__MATERIAL PROVIDED__
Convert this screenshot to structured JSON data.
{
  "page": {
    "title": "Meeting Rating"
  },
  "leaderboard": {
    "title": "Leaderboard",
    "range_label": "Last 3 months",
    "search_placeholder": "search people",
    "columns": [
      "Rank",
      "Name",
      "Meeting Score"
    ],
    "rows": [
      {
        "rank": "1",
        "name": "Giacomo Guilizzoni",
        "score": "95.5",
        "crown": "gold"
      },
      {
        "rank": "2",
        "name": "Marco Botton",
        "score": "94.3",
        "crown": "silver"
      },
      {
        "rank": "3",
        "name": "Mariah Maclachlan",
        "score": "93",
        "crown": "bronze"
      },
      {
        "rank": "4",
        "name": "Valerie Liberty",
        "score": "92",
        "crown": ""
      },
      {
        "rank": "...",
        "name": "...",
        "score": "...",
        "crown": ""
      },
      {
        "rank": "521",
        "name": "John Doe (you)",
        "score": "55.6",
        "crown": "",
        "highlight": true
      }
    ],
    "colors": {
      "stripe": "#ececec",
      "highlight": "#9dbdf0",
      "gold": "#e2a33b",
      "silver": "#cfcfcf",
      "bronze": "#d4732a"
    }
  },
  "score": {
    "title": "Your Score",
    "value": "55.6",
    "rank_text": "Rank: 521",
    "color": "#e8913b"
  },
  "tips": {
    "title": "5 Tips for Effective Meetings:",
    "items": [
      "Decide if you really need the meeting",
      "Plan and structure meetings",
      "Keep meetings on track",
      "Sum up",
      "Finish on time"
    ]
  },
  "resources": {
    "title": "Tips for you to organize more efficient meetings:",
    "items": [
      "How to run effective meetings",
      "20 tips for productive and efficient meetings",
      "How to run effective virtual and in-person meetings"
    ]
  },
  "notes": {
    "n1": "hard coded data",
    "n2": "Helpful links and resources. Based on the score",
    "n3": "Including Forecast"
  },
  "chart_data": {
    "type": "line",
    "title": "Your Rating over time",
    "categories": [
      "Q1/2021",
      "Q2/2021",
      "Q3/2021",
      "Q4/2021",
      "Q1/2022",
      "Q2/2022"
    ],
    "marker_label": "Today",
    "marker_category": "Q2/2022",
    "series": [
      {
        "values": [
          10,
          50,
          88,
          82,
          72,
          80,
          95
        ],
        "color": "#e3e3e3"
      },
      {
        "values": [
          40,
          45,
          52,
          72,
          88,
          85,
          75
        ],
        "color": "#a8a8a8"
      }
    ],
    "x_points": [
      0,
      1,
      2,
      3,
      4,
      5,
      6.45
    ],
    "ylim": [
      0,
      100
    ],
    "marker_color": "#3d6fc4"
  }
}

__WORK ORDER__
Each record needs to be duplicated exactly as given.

__EXERCISE OUTPUT__
Convert this screenshot to structured JSON data.
{
  "page": {
    "title": "Meeting Rating"
  },
  "leaderboard": {
    "title": "Leaderboard",
    "range_label": "Last 3 months",
    "search_placeholder": "search people",
    "columns": [
      "Rank",
      "Name",
      "Meeting Score"
    ],
    "rows": [
      {
        "rank": "1",
        "name": "Giacomo Guilizzoni",
        "score": "95.5",
        "crown": "gold"
      },
      {
        "rank": "2",
        "name": "Marco Botton",
        "score": "94.3",
        "crown": "silver"
      },
      {
        "rank": "3",
        "name": "Mariah Maclachlan",
        "score": "93",
        "crown": "bronze"
      },
      {
        "rank": "4",
        "name": "Valerie Liberty",
        "score": "92",
        "crown": ""
      },
      {
        "rank": "...",
        "name": "...",
        "score": "...",
        "crown": ""
      },
      {
        "rank": "521",
        "name": "John Doe (you)",
        "score": "55.6",
        "crown": "",
        "highlight": true
      }
    ],
    "colors": {
      "stripe": "#ececec",
      "highlight": "#9dbdf0",
      "gold": "#e2a33b",
      "silver": "#cfcfcf",
      "bronze": "#d4732a"
    }
  },
  "score": {
    "title": "Your Score",
    "value": "55.6",
    "rank_text": "Rank: 521",
    "color": "#e8913b"
  },
  "tips": {
    "title": "5 Tips for Effective Meetings:",
    "items": [
      "Decide if you really need the meeting",
      "Plan and structure meetings",
      "Keep meetings on track",
      "Sum up",
      "Finish on time"
    ]
  },
  "resources": {
    "title": "Tips for you to organize more efficient meetings:",
    "items": [
      "How to run effective meetings",
      "20 tips for productive and efficient meetings",
      "How to run effective virtual and in-person meetings"
    ]
  },
  "notes": {
    "n1": "hard coded data",
    "n2": "Helpful links and resources. Based on the score",
    "n3": "Including Forecast"
  },
  "chart_data": {
    "type": "line",
    "title": "Your Rating over time",
    "categories": [
      "Q1/2021",
      "Q2/2021",
      "Q3/2021",
      "Q4/2021",
      "Q1/2022",
      "Q2/2022"
    ],
    "marker_label": "Today",
    "marker_category": "Q2/2022",
    "series": [
      {
        "values": [
          10,
          50,
          88,
          82,
          72,
          80,
          95
        ],
        "color": "#e3e3e3"
      },
      {
        "values": [
          40,
          45,
          52,
          72,
          88,
          85,
          75
        ],
        "color": "#a8a8a8"
      }
    ],
    "x_points": [
      0,
      1,
      2,
      3,
      4,
      5,
      6.45
    ],
    "ylim": [
      0,
      100
    ],
    "marker_color": "#3d6fc4"
  }
}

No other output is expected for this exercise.